Problem description
Copy out each line of the data below in which "Typing" appears.

Material supplied

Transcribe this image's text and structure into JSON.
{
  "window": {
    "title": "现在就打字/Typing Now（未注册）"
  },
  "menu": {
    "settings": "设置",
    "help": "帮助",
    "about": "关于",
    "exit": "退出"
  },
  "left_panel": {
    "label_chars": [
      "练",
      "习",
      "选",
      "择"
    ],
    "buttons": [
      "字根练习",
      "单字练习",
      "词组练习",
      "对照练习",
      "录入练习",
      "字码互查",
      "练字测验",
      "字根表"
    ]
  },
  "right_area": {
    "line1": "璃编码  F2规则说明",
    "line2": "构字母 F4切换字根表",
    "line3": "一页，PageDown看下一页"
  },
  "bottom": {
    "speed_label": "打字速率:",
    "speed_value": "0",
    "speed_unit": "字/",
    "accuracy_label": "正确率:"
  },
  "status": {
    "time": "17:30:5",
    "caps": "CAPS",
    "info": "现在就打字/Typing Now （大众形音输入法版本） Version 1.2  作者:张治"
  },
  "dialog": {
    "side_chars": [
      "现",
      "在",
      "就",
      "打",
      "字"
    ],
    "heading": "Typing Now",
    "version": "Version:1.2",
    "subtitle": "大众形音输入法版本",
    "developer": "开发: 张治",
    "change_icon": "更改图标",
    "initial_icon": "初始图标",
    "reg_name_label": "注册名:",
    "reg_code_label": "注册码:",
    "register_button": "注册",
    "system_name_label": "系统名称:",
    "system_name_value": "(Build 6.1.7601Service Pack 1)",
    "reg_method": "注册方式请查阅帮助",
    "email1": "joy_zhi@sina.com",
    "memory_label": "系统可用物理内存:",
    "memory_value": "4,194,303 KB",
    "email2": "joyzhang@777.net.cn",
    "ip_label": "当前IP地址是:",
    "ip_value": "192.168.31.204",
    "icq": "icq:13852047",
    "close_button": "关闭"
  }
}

Worked solution
    "title": "现在就打字/Typing Now（未注册）"
    "info": "现在就打字/Typing Now （大众形音输入法版本） Version 1.2  作者:张治"
    "heading": "Typing Now",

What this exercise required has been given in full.